Director: Doug Liman
Running Time: 118 mins
The Bourne Identity is an American film about a man who is found unconscious in the sea, with two bullets in his back. When he awakes, he has completely forgotten his identity, leaving him to go on a mission around Europe to find out who he really was, and what role he played in a seemingly sinister movement.
I loved this film. It’s a rapid-fire, tense and always unpredictable thriller that keeps you totally intrigued in its mystery right to the end, making it one of the best modern thrillers of all. With top-quality performances from Matt Damon and Franka Potente in the lead roles, as well as some interesting and effective directing from Doug Liman, the film is always full of energy and life, making it all the more engaging to watch all along.
First off, the best thing that I can say about The Bourne Identity is that it has its own unique style. Whilst clearly inspired by Cold War thrillers, it’s effectively a crime/espionage film that doesn’t try to mimic James Bond, nor does it go for big action and explosions in a similar vein to the Mission: Impossible series. The Bourne Identity is a clear, simple and exciting film that centres most importantly on its plot, and that’s what makes it a truly fascinating watch.
Based on an ingenious and complex story by author Robert Ludlum, the plot is expertly adapted for the big screen. Never over-compensating on visual thrills, The Bourne Identity’s strongest and most enthralling moments come in the quieter scenes where our two leads are trying to uncover a seemingly impossible mystery.
Again, instead of going for a James Bond-ish flirtatious relationship between the leads, Matt Damon and Franka Potente’s characters work brilliantly together in solving this case. Both their performances are brilliant, and their chemistry really helps to make their respective characters’ role in the development of the story all the more convincing.
What I really liked about the film’s plot, however, was how it keeps you guessing right up to the last act. Never rushing into excessive detail or exposition, The Bourne Identity is expertly patient when it comes to giving away small morsels of information leading you towards the conclusion, something that guarantees total unpredictably and maximum intrigue throughout.
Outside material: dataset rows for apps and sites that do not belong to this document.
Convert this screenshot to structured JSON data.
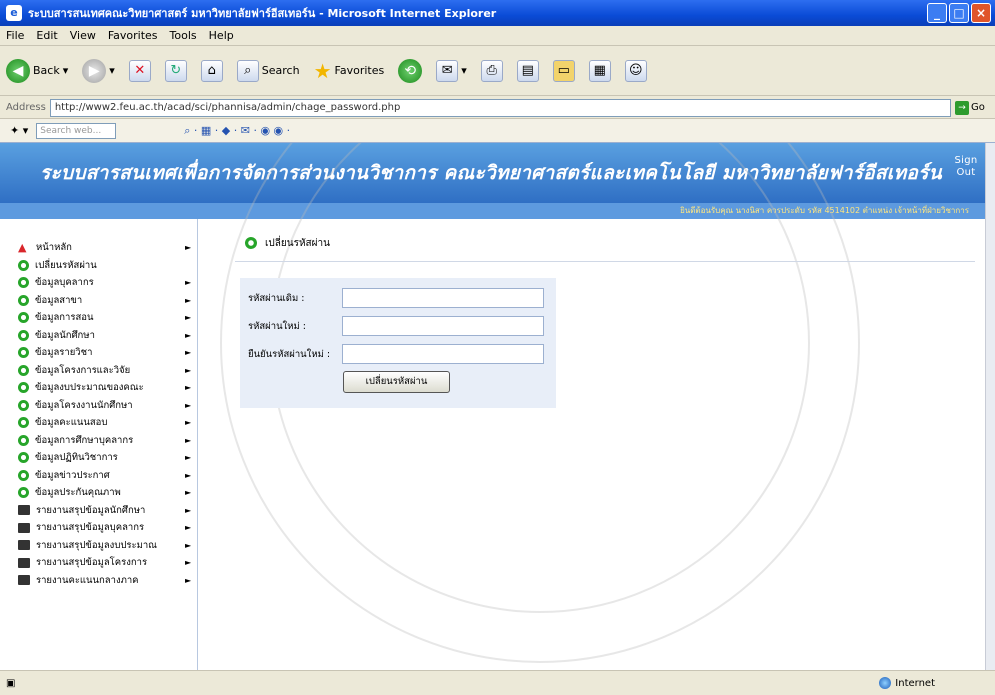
{
  "window": {
    "title": "ระบบสารสนเทศคณะวิทยาศาสตร์ มหาวิทยาลัยฟาร์อีสเทอร์น - Microsoft Internet Explorer"
  },
  "menu": [
    "File",
    "Edit",
    "View",
    "Favorites",
    "Tools",
    "Help"
  ],
  "toolbar": {
    "back": "Back",
    "search": "Search",
    "favorites": "Favorites"
  },
  "address": {
    "label": "Address",
    "url": "http://www2.feu.ac.th/acad/sci/phannisa/admin/chage_password.php",
    "go": "Go"
  },
  "searchbar": {
    "placeholder": "Search web..."
  },
  "banner": {
    "title": "ระบบสารสนเทศเพื่อการจัดการส่วนงานวิชาการ คณะวิทยาศาสตร์และเทคโนโลยี มหาวิทยาลัยฟาร์อีสเทอร์น",
    "signout": "Sign Out"
  },
  "userbar": {
    "text": "ยินดีต้อนรับคุณ นางนิสา ควรประดับ รหัส 4514102 ตำแหน่ง เจ้าหน้าที่ฝ่ายวิชาการ"
  },
  "sidebar": {
    "items": [
      {
        "label": "หน้าหลัก",
        "icon": "home-icon",
        "arrow": true
      },
      {
        "label": "เปลี่ยนรหัสผ่าน",
        "icon": "circle-icon",
        "arrow": false
      },
      {
        "label": "ข้อมูลบุคลากร",
        "icon": "circle-icon",
        "arrow": true
      },
      {
        "label": "ข้อมูลสาขา",
        "icon": "circle-icon",
        "arrow": true
      },
      {
        "label": "ข้อมูลการสอน",
        "icon": "circle-icon",
        "arrow": true
      },
      {
        "label": "ข้อมูลนักศึกษา",
        "icon": "circle-icon",
        "arrow": true
      },
      {
        "label": "ข้อมูลรายวิชา",
        "icon": "circle-icon",
        "arrow": true
      },
      {
        "label": "ข้อมูลโครงการและวิจัย",
        "icon": "circle-icon",
        "arrow": true
      },
      {
        "label": "ข้อมูลงบประมาณของคณะ",
        "icon": "circle-icon",
        "arrow": true
      },
      {
        "label": "ข้อมูลโครงงานนักศึกษา",
        "icon": "circle-icon",
        "arrow": true
      },
      {
        "label": "ข้อมูลคะแนนสอบ",
        "icon": "circle-icon",
        "arrow": true
      },
      {
        "label": "ข้อมูลการศึกษาบุคลากร",
        "icon": "circle-icon",
        "arrow": true
      },
      {
        "label": "ข้อมูลปฏิทินวิชาการ",
        "icon": "circle-icon",
        "arrow": true
      },
      {
        "label": "ข้อมูลข่าวประกาศ",
        "icon": "circle-icon",
        "arrow": true
      },
      {
        "label": "ข้อมูลประกันคุณภาพ",
        "icon": "circle-icon",
        "arrow": true
      },
      {
        "label": "รายงานสรุปข้อมูลนักศึกษา",
        "icon": "book-icon",
        "arrow": true
      },
      {
        "label": "รายงานสรุปข้อมูลบุคลากร",
        "icon": "book-icon",
        "arrow": true
      },
      {
        "label": "รายงานสรุปข้อมูลงบประมาณ",
        "icon": "book-icon",
        "arrow": true
      },
      {
        "label": "รายงานสรุปข้อมูลโครงการ",
        "icon": "book-icon",
        "arrow": true
      },
      {
        "label": "รายงานคะแนนกลางภาค",
        "icon": "book-icon",
        "arrow": true
      }
    ]
  },
  "page": {
    "title": "เปลี่ยนรหัสผ่าน",
    "fields": [
      {
        "label": "รหัสผ่านเดิม :",
        "value": ""
      },
      {
        "label": "รหัสผ่านใหม่ :",
        "value": ""
      },
      {
        "label": "ยืนยันรหัสผ่านใหม่ :",
        "value": ""
      }
    ],
    "submit": "เปลี่ยนรหัสผ่าน"
  },
  "status": {
    "zone": "Internet"
  }
}
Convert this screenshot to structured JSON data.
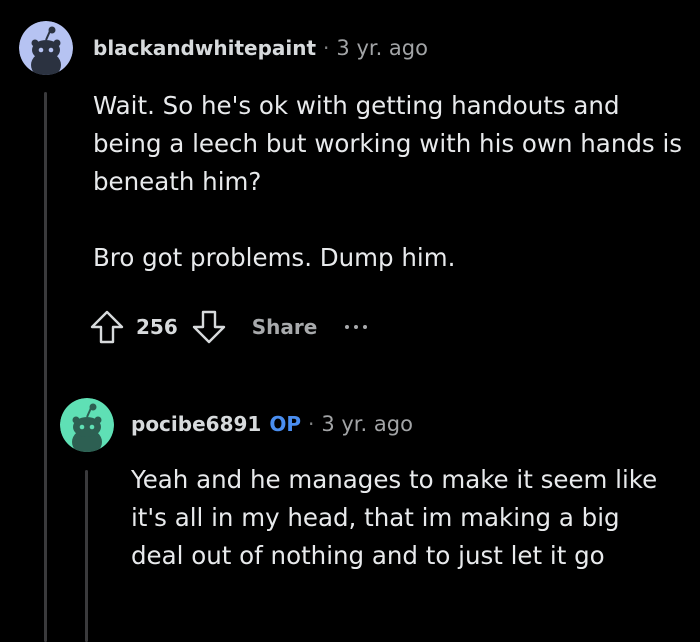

Finally, I want to talk about Doug Liman’s directing. Although the film looks (and sounds) like an early 2000s music video at times, Liman’s ability to give the film such a quick and relentless pace, despite its story being so patient with its development, was hugely impressive. If it weren’t for Liman’s expert work in making such effective storytelling, the film would have undoubtedly been missing out on consistent intrigue and thrills, so his directing must be praised.
Overall, I was very impressed with The Bourne Identity. Bravely establishing itself as a serious spy thriller away from 007 and Ethan Hunt, it’s truly intriguing from start to finish. Its lead performances and directing give the film life and vibrancy, whilst its ingenious plot keeps you guessing right up to the last, and that’s why it gets an 8.1 from me.